Australia to revamp Civil Aviation Safety Authority

 - January 11, 2008, 10:36 AM
The structure of the Australian Civil Aviation Safety Authority (CASA) will undergo a major overhaul as Minister for Transport and Regional Development John Anderson, who reports to the Parliament for its administration, responds to constant pressure from the aviation industry to improve the agency. However, the Australian industry is waiting to be convinced the new CASA structure will make it more efficient and accountable.

The changes, expected to be implemented in July, include the removal of CASA’s board of directors. The position of the director of aviation safety, now filled by former Cathay Pacific Airways management pilot Mick Toller, will be replaced by a CEO. It is unknown at this stage whether Toller will assume the new position.

The Minister will take over the duties of the CASA board, set policy and seek to enhance its efficiency, as well as improve the basis of consultation between the industry and the agency.

Minister Anderson will also introduce reforms to the CASA enforcement processes after a series of aviation businesses, some small family operations, were forced to close following alleged arbitrary action by CASA staff.

Under the proposed processes there will be a stay of suspension and cancellation decisions not involving an immediate risk to air safety. The suspension will enable the operator to appeal via a tribunal or court to determine if CASA acted appropriately.

Anderson, who described the proposed changes as “bold,” said, “Under the new enforcement regime CASA will retain the power to ground an operator where there is an immediate risk to safety, but it will be required to have its decision confirmed by the federal court within five days. This means that an operator will not be put out of business as it waits for a court or tribunal to determine whether CASA acted appropriately.”

Third-party Consideration
Industry lobby groups are optimistic that the requirement for CASA to explain its decision adequately to a third party will require it to consider more carefully the reason for and implications of its decision when seeking an immediate grounding of an operator. But many small operators do not have adequate funds to obtain representation to fight decisions by CASA, which is able to appoint high-powered, expensive legal representatives.

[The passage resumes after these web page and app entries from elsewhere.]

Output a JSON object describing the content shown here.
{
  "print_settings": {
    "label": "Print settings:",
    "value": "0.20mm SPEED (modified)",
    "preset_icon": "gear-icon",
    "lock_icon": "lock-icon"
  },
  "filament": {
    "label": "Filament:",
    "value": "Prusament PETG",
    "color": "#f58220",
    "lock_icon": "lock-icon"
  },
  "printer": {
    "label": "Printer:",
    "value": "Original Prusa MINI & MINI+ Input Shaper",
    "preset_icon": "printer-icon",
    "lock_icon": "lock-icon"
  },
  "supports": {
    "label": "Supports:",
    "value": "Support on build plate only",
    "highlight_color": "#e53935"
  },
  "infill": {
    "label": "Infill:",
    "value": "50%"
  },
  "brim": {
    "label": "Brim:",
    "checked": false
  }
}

Operators also complain that courts and appeals tribunals, which usually know nothing about aviation, are reluctant to move against a CASA decision when confronted with a chorus of technical allegations concerning actions by an operator that the authority claims could result in the death of customer passengers.

A demerit points system for minor breaches of regulation is also planned. This will be similar to that used in Australia against drivers for breaches of road law, where the allocation of a set amount of points for certain offenses will eventually cost a constant offender his driver’s license. However, lobby groups maintain that few details have been revealed about the new regulatory system.

The vice president of the Aircraft Owners and Pilots Association of Australia, Bill Hamilton–a Qantas Boeing 747-400 captain and owner of an Aero Commander piston twin and a North American T-28 military trainer–is pessimistic the changes will improved treatment of the industry. “If you go to see the minister on an aviation matter, very often a senior CASA executive is at his elbow,” he said.

Complaints against CASA Staff

There has been a history of alleged unsatisfactory behavior by CASA staff, which was revealed during several public inquiries concerning regional airline fatal accidents. These include a close personal relationship between a CASA inspector and an operator that had been the subject of many complaints to the agency by former pilots and engineers involved in its operation.

In another hearing it was shown that there were instances of CASA employees’ approving what were later shown to be unsafe charter operations and regional airlines.

Operators also complain of a lack of aviation knowledge of many CASA officials, resulting in lengthy arguments about their rulings and consuming time that could be better spent administering and expanding their business.

Further, operators also said there is vindictiveness by some CASA officials. In a recent case, yet to be explained by the CASA head office, a field inspector carried out a series of ramp checks on a pilot and a skydiving aircraft. The checks were all carried out during one weekend afternoon and every time the aircraft landed.